In Southeast Asia, Nissan is leveraging its affiliate Mitsubishi's strong presence to improve its own footing in the region. Among the three alliance members, Mitsubishi has sold the greatest number of vehicles in Southeast Asia.
In the Philippines, Mitsubishi has opened training facilities that cater to dealerships' service technicians and sales clerks, and Nissan has been given access to such. In August 2019, both manufacturers will jointly put up warehouses to store service parts and other materials. This year, Mitsubishi will also start suppling the XPANDER minivan, which is built in Indonesia, to Nissan. The latter will market the model under a different Nissan brand.
In their home base in Japan, Nissan and Mitsubishi have a joint venture to develop and release an electric minicar in the early 2020s. Under the plan called Nissan Energy, Nissan aims to create a sound electric vehicle ecosystem so that owners of such cars can make the most out of their units. The organization will also come up with innovative ways to reuse electric car batteries. Nissan has already made headway in the Japan, the United States, and Europe with this plan.
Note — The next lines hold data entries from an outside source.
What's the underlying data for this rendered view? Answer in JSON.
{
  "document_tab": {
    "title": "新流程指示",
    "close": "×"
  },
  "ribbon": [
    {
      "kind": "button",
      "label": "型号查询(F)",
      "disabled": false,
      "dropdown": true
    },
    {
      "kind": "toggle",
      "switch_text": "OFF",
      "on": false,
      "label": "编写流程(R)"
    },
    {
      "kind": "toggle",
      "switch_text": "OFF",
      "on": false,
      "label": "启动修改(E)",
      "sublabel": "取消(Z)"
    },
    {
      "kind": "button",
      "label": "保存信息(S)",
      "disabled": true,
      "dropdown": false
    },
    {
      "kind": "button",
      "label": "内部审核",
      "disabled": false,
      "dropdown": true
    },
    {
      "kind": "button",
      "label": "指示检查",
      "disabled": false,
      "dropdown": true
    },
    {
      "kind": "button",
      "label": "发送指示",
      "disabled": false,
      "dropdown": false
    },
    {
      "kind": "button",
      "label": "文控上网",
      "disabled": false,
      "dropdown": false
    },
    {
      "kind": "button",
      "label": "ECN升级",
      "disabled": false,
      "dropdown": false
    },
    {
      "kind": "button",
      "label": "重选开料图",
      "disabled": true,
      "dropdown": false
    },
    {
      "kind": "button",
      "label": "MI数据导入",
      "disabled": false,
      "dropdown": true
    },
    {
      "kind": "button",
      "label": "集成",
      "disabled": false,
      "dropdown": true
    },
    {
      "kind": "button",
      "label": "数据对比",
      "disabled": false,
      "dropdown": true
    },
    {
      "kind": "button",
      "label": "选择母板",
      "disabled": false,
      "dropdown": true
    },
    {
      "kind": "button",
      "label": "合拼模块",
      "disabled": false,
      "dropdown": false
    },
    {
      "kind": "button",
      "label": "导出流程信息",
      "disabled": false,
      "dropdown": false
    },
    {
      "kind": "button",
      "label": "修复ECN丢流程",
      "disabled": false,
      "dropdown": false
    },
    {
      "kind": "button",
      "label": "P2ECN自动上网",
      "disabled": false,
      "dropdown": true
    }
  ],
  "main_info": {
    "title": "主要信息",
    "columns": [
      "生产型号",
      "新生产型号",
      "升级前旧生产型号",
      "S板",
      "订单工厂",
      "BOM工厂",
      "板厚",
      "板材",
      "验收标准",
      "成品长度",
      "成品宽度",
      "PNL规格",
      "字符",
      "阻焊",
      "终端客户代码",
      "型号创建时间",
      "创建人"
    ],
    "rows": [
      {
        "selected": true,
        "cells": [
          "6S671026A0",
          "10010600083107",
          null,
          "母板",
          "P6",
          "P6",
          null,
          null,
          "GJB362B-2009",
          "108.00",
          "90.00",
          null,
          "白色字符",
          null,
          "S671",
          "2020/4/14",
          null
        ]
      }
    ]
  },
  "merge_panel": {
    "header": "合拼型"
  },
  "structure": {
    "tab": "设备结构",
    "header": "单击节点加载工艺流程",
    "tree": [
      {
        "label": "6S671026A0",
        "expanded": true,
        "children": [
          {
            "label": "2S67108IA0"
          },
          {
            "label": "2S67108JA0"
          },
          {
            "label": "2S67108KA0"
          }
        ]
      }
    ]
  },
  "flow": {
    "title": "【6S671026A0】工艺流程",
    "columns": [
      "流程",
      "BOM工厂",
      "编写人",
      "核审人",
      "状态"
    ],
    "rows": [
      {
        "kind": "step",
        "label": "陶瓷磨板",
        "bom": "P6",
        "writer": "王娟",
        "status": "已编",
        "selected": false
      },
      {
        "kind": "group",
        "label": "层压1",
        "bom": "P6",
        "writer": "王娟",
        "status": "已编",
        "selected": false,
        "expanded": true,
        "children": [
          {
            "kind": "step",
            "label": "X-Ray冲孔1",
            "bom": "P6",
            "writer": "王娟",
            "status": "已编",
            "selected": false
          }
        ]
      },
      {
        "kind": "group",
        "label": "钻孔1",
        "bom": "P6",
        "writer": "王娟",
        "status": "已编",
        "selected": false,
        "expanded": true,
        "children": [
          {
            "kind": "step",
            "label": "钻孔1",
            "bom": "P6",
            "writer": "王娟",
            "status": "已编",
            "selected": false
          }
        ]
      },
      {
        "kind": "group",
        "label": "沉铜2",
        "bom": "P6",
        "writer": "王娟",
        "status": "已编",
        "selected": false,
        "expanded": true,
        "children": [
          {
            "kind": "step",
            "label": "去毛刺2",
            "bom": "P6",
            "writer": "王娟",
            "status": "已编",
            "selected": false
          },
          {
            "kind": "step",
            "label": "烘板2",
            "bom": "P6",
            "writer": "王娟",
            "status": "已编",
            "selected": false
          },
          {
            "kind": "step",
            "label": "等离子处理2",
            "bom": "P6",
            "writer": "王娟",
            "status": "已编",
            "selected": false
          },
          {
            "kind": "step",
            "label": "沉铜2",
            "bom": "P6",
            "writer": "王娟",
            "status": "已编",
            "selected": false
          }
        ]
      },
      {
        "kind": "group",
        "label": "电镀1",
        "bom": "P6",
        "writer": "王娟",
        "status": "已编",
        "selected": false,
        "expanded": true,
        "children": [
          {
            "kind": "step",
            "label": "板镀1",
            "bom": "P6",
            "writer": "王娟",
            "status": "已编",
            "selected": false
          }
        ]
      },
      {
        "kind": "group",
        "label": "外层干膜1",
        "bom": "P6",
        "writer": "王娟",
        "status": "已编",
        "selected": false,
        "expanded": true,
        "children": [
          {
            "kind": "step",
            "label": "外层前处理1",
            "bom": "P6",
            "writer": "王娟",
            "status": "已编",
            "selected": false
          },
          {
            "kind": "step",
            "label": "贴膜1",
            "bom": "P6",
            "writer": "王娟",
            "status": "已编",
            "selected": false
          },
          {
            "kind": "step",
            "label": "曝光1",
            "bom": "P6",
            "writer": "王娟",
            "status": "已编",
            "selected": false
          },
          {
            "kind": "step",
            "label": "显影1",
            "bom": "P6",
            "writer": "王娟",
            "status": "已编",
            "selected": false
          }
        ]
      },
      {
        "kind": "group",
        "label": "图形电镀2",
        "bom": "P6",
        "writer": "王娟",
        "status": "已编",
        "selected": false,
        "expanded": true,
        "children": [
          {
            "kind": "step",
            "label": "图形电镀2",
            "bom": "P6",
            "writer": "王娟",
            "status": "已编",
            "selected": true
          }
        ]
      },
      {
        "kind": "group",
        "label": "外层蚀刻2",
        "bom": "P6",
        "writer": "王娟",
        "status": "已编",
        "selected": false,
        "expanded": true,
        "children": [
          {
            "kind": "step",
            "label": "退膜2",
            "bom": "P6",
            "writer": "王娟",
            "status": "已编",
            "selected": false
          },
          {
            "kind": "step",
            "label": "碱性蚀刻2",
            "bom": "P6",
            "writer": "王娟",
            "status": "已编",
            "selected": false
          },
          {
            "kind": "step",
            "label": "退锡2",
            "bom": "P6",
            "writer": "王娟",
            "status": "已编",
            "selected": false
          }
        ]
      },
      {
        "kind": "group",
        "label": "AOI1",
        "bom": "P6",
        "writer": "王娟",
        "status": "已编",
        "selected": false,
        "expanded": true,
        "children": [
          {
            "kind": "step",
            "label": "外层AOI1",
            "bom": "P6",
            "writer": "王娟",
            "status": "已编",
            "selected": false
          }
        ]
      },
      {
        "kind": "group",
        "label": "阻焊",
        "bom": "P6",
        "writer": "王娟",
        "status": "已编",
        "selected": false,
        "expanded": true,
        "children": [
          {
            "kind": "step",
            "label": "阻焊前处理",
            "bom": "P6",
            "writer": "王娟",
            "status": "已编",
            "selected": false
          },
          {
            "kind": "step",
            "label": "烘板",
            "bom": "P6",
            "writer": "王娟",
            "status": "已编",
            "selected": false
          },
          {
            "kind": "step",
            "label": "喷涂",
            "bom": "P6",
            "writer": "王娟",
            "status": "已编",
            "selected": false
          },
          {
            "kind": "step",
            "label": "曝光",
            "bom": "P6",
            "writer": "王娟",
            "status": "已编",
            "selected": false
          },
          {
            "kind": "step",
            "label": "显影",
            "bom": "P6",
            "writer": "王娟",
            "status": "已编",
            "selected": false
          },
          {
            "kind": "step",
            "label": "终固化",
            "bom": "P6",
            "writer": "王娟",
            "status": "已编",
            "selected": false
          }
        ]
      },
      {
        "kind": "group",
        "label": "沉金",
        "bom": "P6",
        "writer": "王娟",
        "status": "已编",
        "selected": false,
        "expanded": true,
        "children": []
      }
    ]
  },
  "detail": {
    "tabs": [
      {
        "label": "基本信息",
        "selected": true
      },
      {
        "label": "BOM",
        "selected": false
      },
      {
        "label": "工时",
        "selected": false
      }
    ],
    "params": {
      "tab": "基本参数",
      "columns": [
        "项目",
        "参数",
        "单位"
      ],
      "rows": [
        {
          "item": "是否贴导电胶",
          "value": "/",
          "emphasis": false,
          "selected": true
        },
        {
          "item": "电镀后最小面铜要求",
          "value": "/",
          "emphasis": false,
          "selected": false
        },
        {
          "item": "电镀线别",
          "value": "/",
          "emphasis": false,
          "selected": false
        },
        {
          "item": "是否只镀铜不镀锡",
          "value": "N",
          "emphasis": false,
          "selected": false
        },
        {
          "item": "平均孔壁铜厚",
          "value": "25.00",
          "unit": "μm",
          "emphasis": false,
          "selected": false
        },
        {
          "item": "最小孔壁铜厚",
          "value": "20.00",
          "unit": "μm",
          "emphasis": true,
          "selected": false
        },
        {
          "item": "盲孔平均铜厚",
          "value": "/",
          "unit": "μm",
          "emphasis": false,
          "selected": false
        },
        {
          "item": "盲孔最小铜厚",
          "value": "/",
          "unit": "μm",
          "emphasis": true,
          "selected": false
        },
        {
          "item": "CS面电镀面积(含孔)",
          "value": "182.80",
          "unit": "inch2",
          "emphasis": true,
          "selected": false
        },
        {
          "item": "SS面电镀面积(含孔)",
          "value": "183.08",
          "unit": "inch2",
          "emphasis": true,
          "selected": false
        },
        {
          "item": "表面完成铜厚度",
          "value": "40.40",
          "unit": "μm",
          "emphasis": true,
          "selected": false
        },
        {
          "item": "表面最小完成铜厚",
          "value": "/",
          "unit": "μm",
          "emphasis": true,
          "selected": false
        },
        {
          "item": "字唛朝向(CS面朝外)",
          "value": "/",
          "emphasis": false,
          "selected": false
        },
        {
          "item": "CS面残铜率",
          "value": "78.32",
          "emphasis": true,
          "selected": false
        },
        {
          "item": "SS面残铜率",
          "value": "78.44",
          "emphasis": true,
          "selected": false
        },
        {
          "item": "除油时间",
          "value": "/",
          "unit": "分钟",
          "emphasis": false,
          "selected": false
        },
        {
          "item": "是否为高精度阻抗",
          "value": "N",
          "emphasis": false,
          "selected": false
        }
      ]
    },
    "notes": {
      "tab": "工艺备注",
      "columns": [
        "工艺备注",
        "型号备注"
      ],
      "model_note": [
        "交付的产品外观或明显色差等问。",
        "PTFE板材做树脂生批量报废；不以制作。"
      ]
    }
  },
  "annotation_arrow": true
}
Through key initiatives, namely Nissan Energy Supply, Nissan Energy Share, and Nissan Energy Storage, Nissan Energy will form new standards for linking cars to energy resources.